Copyright ©2010 NPR. For personal, noncommercial use only. See Terms of Use. For other uses, prior permission required.

JACKI LYDEN, host:

During her confirmation hearing at the Senate, in between arguing about the commerce clause and explaining the meaning of the interlocutory appeal, Supreme Court nominee Elena Kagan delivered some very funny lines.

NPR's Carrie Johnson reports that Kagan put on a charm offensive along with her interview suit.

CARRIE JOHNSON: Perhaps the best moment of Elena Kagan's testimony came at the friendly hands of South Carolina Republican Lindsey Graham. When Senator Graham started to ask Kagan about a failed al-Qaida bomb plot on Christmas Day, it was not at all clear where he was heading.

Senator LINDSEY GRAHAM (Republican, South Carolina): I just asked you where you were at on Christmas.

(Soundbite of laughter)

Ms. ELENA KAGAN (Nominee, Supreme Court): You know, like all Jews, I was probably at a Chinese restaurant.

(Soundbite of laughter and applause)

Sen. GRAHAM: Great answer.

JOHNSON: Kagan also shared a bit of on-stage intimacy with California Democrat Dianne Feinstein.

Senator DIANNE FEINSTEIN (Democrat, California): Now, I want to just have a little heart-to-heart talk with you, if I might. I come at the subject...

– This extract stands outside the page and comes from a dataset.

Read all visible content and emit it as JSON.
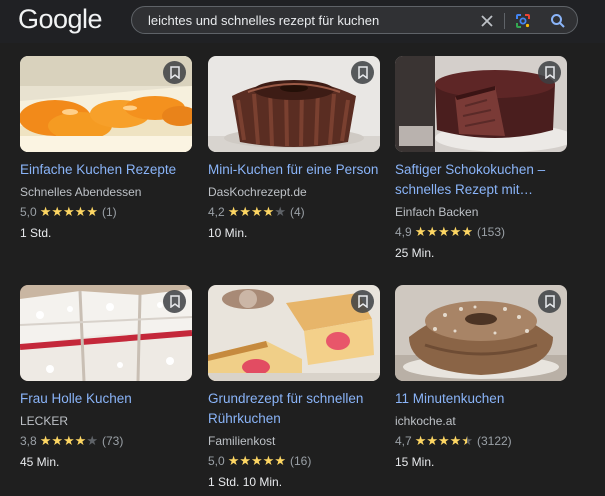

Ms. KAGAN: Just you and me?

Sen. FEINSTEIN: Just you and me and nobody else.

(Soundbite of laughter)

Senator PATRICK LEAHY (Chairman, Judiciary Committee): Don't anybody in the room listen.

(Soundbite of laughter)

JOHNSON: That Judiciary Chairman Patrick Leahy, putting in the last word.

New York's Charles Schumer pointed out that Democrats want Kagan to be a counterweight to decades of conservative hegemony when it comes to courtroom humor. Here's Schumer.

Senator CHARLES SCHUMER (Democrat, New York): There was a recent study I read that showed when he sits on the Supreme Court bench hearing cases, Justice Scalia gets the most laughs.

Ms. KAGAN: He is a funny man.

Sen. SCHUMER: Yeah. If you get there, and I believe you will, you're going to give him a run for his money.

JOHNSON: And there was this moment that rendered Arlen Specter of Pennsylvania momentarily speechless. Specter complained about how Supreme Court nominees never say anything meaningful until after they're confirmed.

Senator ARLEN SPECTER (Democrat, Pennsylvania): And remind them that they all appeared on television this year on C-Span, and that many of them have appeared over the years selling books and being in a variety of situations.

Ms. KAGAN: It means I'd have to get my hair done more often, Senator Specter.

(Soundbite of laughter)

Sen. SPECTER: Uh.

(Soundbite of laughter)

Sen. SPECTER: Let me commend you on...

(Soundbite of laughter)

Sen. SPECTER: Let me commend you on that last comment.

(Soundbite of laughter)

Sen. SPECTER: And I say that seriously. You have shown a really admirable sense of humor and I think that is really important.

JOHNSON: Kagan, who's affectionately called Lady Kaga by legal blogs, got more comfortable as the hours ticked by. She even got, well, a bit cheeky with Chairman Leahy.

Senator LEAHY: Did you want to take a break before we go to some of the others or...

Ms. KAGAN: Some of the others?

(Soundbite of laughter)

Ms. KAGAN: If it's some of the others, I definitely want to take a break.

JOHNSON: But Kagan seemed to come away with a positive impression.

Ms. KAGAN: I hope you found it informative. I found it somewhat wearying but actually a great moment in my life.

JOHNSON: She'll find out how great in a few weeks when the Senate votes on her nomination.

Carrie Johnson, NPR News, Washington.

LYDEN: You're listening to NPR News.

Copyright © 2010 NPR. All rights reserved. No quotes from the materials contained herein may be used in any media without attribution to NPR. This transcript is provided for personal, noncommercial use only, pursuant to our Terms of Use. Any other use requires NPR's prior permission. Visit our permissions page for further information.

NPR transcripts are created on a rush deadline by a contractor for NPR, and accuracy and availability may vary. This text may not be in its final form and may be updated or revised in the future. Please be aware that the authoritative record of NPR's programming is the audio.

Comments

 

Please keep your community civil. All comments must follow the NPR.org Community rules and terms of use, and will be moderated prior to posting. NPR reserves the right to use the comments we receive, in whole or in part, and to use the commenter's name and location, in any medium. See also the Terms of Use, Privacy Policy and Community FAQ.